As to the team I proudly picked, dearieme, it is true there is only one firm Chelsea figure and one firm United representative, and I agree about current form, but I bear in mind the common observation regarding class and form and am in any case talking about a year or so from now, and a fresh start, with a bridging period that would include players like Barry and Gerrard and Terry.

I feel confident Rooney's form will improve. I'm not in fact sure that Terry's will but am in the dark a to who can take his place within the next year or so. The chief factor for me is that Rooney is only 24.

I am a Manchester United fan and have been for over fifty years now. It may be the case that someone like Cleverley or Welbeck or Chirs Smalling or Ben Amos or some others from a very successful youth team might become candidates, but there isn't enough to go on yet.

I have ruled out the thirty-somethings from the current generation.
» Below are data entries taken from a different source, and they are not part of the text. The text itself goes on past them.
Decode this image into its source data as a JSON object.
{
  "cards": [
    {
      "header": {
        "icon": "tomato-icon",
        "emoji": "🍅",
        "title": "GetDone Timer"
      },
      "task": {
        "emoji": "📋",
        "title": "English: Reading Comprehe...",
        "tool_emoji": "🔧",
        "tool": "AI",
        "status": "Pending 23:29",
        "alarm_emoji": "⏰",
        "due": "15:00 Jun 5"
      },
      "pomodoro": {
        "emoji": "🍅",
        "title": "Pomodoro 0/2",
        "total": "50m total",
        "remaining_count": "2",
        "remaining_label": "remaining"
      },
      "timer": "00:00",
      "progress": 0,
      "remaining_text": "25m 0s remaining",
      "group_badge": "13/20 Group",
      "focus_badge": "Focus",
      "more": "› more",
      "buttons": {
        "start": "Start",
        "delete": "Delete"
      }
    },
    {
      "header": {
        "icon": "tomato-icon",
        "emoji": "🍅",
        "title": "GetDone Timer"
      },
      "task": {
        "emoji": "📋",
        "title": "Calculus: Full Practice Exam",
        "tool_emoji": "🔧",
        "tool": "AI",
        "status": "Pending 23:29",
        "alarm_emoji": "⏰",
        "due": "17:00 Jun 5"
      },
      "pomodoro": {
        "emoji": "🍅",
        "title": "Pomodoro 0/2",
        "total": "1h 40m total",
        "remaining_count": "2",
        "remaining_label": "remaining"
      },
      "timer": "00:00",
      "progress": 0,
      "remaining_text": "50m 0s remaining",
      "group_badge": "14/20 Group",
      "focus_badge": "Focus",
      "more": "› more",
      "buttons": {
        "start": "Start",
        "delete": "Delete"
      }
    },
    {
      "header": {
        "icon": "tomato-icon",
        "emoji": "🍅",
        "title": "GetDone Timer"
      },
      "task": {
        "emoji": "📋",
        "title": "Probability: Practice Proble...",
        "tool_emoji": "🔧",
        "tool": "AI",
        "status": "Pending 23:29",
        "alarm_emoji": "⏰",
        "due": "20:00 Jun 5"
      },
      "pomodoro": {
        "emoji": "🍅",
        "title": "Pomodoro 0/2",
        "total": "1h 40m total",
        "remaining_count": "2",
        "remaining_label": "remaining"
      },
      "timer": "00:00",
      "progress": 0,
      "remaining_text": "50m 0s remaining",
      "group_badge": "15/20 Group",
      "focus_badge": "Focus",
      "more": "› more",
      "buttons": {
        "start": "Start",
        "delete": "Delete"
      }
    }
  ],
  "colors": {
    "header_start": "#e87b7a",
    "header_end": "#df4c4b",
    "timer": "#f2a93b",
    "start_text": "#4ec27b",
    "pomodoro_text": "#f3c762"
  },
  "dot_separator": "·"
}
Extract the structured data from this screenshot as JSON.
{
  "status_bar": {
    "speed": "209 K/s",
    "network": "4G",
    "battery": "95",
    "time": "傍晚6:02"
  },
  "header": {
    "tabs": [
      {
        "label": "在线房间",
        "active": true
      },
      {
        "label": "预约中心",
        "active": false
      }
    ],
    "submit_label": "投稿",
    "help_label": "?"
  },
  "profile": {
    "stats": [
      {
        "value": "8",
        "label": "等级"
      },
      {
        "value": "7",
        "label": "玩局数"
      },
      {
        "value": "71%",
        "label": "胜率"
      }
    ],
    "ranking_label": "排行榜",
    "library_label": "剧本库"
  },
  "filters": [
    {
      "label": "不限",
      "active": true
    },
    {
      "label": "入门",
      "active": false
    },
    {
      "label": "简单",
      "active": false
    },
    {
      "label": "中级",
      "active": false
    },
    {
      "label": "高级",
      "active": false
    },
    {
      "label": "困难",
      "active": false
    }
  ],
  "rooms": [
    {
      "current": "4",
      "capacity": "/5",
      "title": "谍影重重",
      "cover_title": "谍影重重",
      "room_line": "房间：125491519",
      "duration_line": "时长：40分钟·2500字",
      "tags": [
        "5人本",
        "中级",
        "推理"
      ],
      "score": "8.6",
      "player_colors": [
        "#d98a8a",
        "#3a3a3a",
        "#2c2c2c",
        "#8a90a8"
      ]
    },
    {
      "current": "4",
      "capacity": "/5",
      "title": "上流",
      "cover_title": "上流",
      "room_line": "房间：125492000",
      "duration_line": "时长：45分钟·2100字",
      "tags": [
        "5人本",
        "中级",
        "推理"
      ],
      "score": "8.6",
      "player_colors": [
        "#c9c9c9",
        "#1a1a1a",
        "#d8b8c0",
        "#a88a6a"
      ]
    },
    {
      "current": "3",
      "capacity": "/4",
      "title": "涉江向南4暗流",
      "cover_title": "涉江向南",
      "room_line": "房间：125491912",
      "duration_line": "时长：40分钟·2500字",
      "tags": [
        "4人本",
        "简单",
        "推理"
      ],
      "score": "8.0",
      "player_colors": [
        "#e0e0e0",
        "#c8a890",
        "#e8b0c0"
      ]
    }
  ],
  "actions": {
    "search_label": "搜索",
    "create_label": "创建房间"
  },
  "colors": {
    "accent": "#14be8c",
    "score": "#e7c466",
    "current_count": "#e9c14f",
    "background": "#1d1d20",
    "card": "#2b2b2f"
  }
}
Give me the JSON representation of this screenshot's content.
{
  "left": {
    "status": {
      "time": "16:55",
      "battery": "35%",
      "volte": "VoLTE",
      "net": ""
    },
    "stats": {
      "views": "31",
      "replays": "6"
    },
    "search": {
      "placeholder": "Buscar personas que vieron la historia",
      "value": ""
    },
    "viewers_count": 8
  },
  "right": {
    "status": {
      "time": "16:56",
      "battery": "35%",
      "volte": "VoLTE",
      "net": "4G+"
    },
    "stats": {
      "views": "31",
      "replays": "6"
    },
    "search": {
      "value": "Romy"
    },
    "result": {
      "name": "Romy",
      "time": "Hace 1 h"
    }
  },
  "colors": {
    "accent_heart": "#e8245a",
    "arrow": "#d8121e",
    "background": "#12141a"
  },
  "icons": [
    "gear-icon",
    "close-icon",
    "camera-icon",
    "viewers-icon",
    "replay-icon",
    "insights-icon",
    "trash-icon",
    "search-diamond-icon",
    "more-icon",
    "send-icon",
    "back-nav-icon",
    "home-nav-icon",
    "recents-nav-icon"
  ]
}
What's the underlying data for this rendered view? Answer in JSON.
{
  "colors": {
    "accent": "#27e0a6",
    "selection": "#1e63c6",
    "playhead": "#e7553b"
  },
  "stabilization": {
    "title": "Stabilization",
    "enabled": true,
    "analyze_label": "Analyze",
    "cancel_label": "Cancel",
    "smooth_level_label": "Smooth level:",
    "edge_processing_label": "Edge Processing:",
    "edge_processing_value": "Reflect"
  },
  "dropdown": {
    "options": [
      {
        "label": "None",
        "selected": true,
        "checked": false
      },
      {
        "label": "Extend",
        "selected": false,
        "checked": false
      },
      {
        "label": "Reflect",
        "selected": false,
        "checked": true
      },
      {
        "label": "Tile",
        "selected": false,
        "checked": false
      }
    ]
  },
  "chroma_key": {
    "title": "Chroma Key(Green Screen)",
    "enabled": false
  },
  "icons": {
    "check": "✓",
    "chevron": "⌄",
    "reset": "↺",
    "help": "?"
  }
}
I think Lampard is very good but have come around to the view that much of the time he and Gerrard are trying to do the same job an that Gerrard is better at it.

From what I have seen I suspect that the backbone of a new England team should be Hart, Gibbs, Adam Johnson and Rooney.

Wilshere and Rodwell might become part of the furniture too, and the young Blackburn defender, Phil Jones looks promising.

There are others such as Danny Rose, Michale Mancienne, Daniel Sturridge but I have only some hearsay about them.

Stephen F said...

I enjoyed that account too & the view from the sofa pretty much concurs with most of it minus semi-scalded hands and rancid hot dogs.

If I could only Boo one I would def choose Cashley.

nb: Fabio's tinkerings will never replace Pulisball